WHAT IS NEEDED —
Consider the entries below. Count the lines holding the string "profile" and state the number only.

Dataset rows describing interfaces:

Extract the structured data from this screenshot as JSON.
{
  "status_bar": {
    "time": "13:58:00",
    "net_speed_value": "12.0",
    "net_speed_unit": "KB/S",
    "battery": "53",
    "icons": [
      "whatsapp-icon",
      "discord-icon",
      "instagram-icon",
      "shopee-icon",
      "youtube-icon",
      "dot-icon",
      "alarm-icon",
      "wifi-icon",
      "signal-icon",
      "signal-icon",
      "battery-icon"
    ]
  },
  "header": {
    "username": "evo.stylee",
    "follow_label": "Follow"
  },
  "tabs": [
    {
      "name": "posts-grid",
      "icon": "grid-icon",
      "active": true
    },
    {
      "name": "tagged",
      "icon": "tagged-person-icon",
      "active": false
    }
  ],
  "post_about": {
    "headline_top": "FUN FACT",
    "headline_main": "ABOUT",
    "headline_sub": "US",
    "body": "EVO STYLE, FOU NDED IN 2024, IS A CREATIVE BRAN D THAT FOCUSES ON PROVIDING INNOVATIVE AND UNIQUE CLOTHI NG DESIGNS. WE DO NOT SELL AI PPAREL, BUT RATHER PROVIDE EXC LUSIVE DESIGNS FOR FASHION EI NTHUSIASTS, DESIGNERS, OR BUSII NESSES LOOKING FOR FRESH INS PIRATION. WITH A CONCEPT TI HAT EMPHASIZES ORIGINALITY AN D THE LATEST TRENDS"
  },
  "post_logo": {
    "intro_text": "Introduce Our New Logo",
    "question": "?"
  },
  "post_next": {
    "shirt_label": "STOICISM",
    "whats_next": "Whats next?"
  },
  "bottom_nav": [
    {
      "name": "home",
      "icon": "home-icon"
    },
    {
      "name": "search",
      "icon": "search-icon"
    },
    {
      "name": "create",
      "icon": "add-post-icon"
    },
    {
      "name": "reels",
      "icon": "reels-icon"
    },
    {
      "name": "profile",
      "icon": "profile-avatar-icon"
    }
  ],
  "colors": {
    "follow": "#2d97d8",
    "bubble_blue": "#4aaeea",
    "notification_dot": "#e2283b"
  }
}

ANSWER TO THIS TASK —
2